Piloting an interdisciplinary approach to investigating the master punches of John Baskerville.
- Caroline Archer
- Ann-Marie Carey
- Keith Adcock
- Maciej Pawlikowski - Digital Content Unit, University of Cambridge
- Dippal Manchanda - Birmingham Assay Office
The Baskerville font was designed by John Baskerville an eighteenth-century Birmingham printer who considered all aspect of the printing process, from the design of the thick and thin strokes of each letter which assisted in the legibility of the character to the cutting the letter face into the three dimensional punch tool, along with the type setting and quality of the ink that transferred the letter to the page.
While there are many eighteenth-century books containing Baskerville’s front, the books represent the final accumulative stage in a journey of craftsmanship that created his books.
It is the transformative journey of craftsmanship, the material aspects of the master punches manufacture that is this projects focus. Baskerville’s workshop has not survived nor has any documentation with regard to his workshop practices.
Therefore, his punches, the tools of printing, are the primary source of evidence connecting Baskerville to his craftsmanship. If we can understand the craftsmanship of the punches we will gain insights into the manufacture of the Baskerville punches.
The punches are owned by Cambridge University Press and housed in the Historical Printing Room at the University Library Cambridge. The collection consist of approximately 2750 punches according to the records made at the time when the punches were donated to Cambridge in 1953.
The aim of this project was to pilot an interdisciplinary approach to investigating the punches, utilising a combination of digital technology investigated through the lens of craftsmanship, detailed photogrammetry (Reflective Transformative Image) and metallurgy, to interpret and reveal the hidden craft processes and original intent embedded within these punches.
How has the research been carried out?
The project was a collaboration between the Centre for Printing History and Culture, Centre for Digital Design and Manufacture at the School of Jewellery, Digital Content Unit Cambridge University and the Birmingham Assay Office. Importantly the collaboration brought together a range of disciplines each with their own underpinning subject expertise and methodological approach.
Collectively this provided an original methodology to allow for the visual, physical and material analysis of the punches.
For the purposes of this exploratory study and for means of comparison, the single letter form of the lower case g in 10 different point sizes from 14-60 was selected.

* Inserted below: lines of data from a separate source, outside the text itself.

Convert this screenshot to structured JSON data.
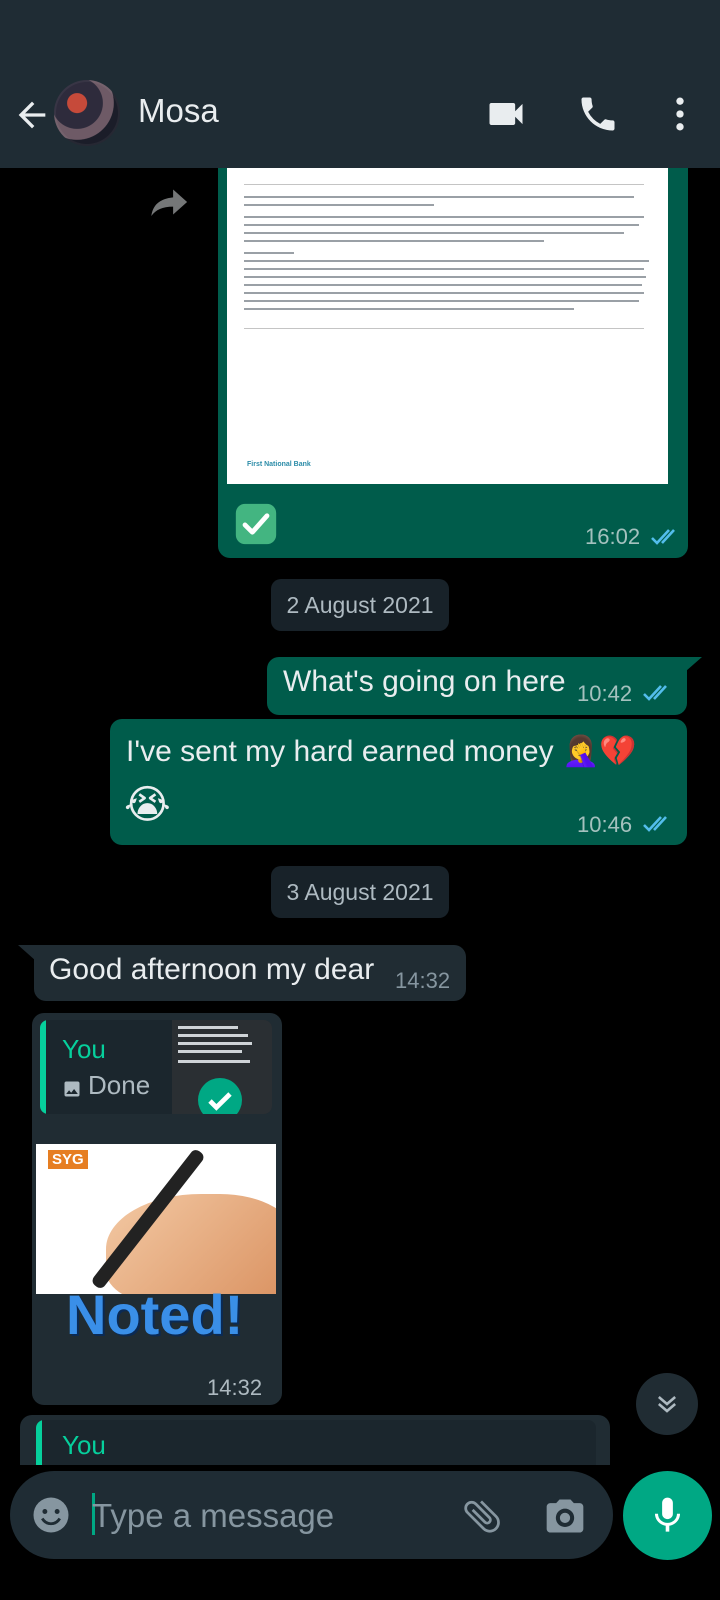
{
  "header": {
    "contact_name": "Mosa",
    "icons": [
      "back-arrow-icon",
      "video-call-icon",
      "voice-call-icon",
      "more-vert-icon"
    ]
  },
  "messages": {
    "doc_time": "16:02",
    "doc_footer": "First National Bank",
    "date_1": "2 August 2021",
    "out_1_text": "What's going on here",
    "out_1_time": "10:42",
    "out_2_text": "I've sent my hard earned money 🤦‍♀️💔",
    "out_2_emoji": "😭",
    "out_2_time": "10:46",
    "date_2": "3 August 2021",
    "in_1_text": "Good afternoon my dear",
    "in_1_time": "14:32",
    "in_2_reply_author": "You",
    "in_2_reply_text": "Done",
    "in_2_sticker_brand": "SYG",
    "in_2_sticker_text": "Noted!",
    "in_2_time": "14:32",
    "in_3_reply_author": "You"
  },
  "composer": {
    "placeholder": "Type a message"
  },
  "colors": {
    "accent": "#00a884",
    "outgoing_bubble": "#005c4b",
    "incoming_bubble": "#202c33",
    "read_ticks": "#53bdeb"
  }
}
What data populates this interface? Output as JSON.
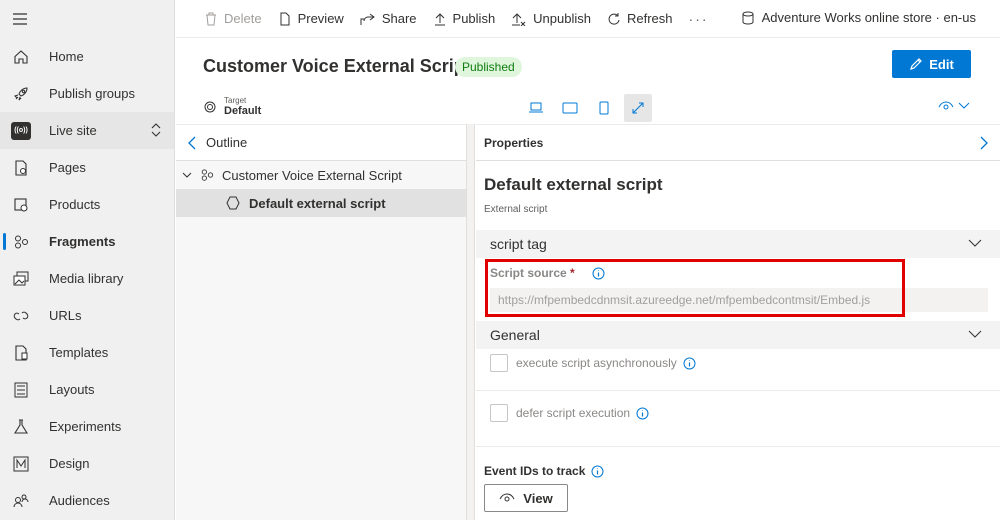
{
  "nav": {
    "items": [
      {
        "label": "Home",
        "icon": "home-icon"
      },
      {
        "label": "Publish groups",
        "icon": "rocket-icon"
      },
      {
        "label": "Live site",
        "icon": "live-site-icon",
        "badge_text": "((o))"
      },
      {
        "label": "Pages",
        "icon": "pages-icon"
      },
      {
        "label": "Products",
        "icon": "products-icon"
      },
      {
        "label": "Fragments",
        "icon": "fragments-icon",
        "active": true
      },
      {
        "label": "Media library",
        "icon": "media-library-icon"
      },
      {
        "label": "URLs",
        "icon": "link-icon"
      },
      {
        "label": "Templates",
        "icon": "templates-icon"
      },
      {
        "label": "Layouts",
        "icon": "layouts-icon"
      },
      {
        "label": "Experiments",
        "icon": "flask-icon"
      },
      {
        "label": "Design",
        "icon": "design-icon"
      },
      {
        "label": "Audiences",
        "icon": "audiences-icon"
      }
    ]
  },
  "toolbar": {
    "delete_label": "Delete",
    "preview_label": "Preview",
    "share_label": "Share",
    "publish_label": "Publish",
    "unpublish_label": "Unpublish",
    "refresh_label": "Refresh",
    "more_label": "···",
    "site_label": "Adventure Works online store · en-us"
  },
  "header": {
    "title": "Customer Voice External Script",
    "status": "Published",
    "edit_label": "Edit"
  },
  "target": {
    "caption": "Target",
    "value": "Default"
  },
  "outline": {
    "title": "Outline",
    "root": "Customer Voice External Script",
    "child": "Default external script"
  },
  "properties": {
    "header": "Properties",
    "title": "Default external script",
    "subtitle": "External script",
    "section_script": "script tag",
    "script_source_label": "Script source",
    "required_mark": "*",
    "script_source_value": "https://mfpembedcdnmsit.azureedge.net/mfpembedcontmsit/Embed.js",
    "section_general": "General",
    "async_label": "execute script asynchronously",
    "defer_label": "defer script execution",
    "event_ids_label": "Event IDs to track",
    "view_label": "View"
  },
  "colors": {
    "accent": "#0078d4",
    "published_bg": "#dff6dd",
    "published_text": "#107c10",
    "highlight": "#e00000"
  }
}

The sampling represents a fine example of the distinct thick and thin weighting of the strokes, a recognisable characteristic of the Baskerville font. The ‘face‘of the punch has always drawn the eye as the final process of punch cutting and the height of craftsmanship, it is also the most easily understood aspect of the punch.
The shank in contrast has often been overlooked disregarded due to its rough and raw finish, however these ‘workshop’ surfaces have been left and bear witness to the marks of manufacture - witness marks. Could deciphering these marks provide valuable clues to the skills, level of technology and material understanding required for their manufacture?
Data capture, laser scanning is a non-invasive process were the object is held in a jig and the articulated arm moves around the artefact to capture scans from various perspectives. Using 3 points of reference on the artefact the software complies the digital scans and stitches them together to create a virtual point could of data, as such a digital skin of the high and low points representing the topology of the surface and accurately capturing the size scale and texture of the punch.
A primary aim of this project was the integration of multiple methods of data collection which in combination would provide an original methodology with cross disciplinary outputs. Reflective Transformation Imaging RTI a specialist photographic method used by the Digital Content Unit Cambridge University uses multiple images of the same object to create textured images of the punch face.
The ability to overlay data sets (3D laser scanning, RTI, and modern Baskerville fonts) provides useful comparative analysis, e.g. in the modern version the strokes are notably thicker in areas and have lost some of the elegance and movement of the strokes.
Outcomes and impact
The punches are the closest evidence of Baskerville’s original intent for the design of his font, and the only remaining primary evidence of Baskerville’s craftsmanship, this project highlights an under research aspect of Baskerville’s work. This project has established the efficacy of a multidisciplinary and multimethod approach to extend our understanding and knowledge of the Baskerville font.
This pilot study was supported by History West Midlands with a grant of £12,000.
Archer-Parré, Caroline, Ann-Marie Carey, and Keith Adcock, ‘The Baskerville Punches: Revelations of Craftsmanship’, Midland History, 45.2 (2020), 176–89 https://www.tandfonline.com/doi/abs/10.1080/0047729X.2020.1767973 + http://www.open-access.bcu.ac.uk/9441/
Research Catalogue REVELATIONS OF CRAFTMANSHIP by Ann-Marie Carey (researchcatalogue.net)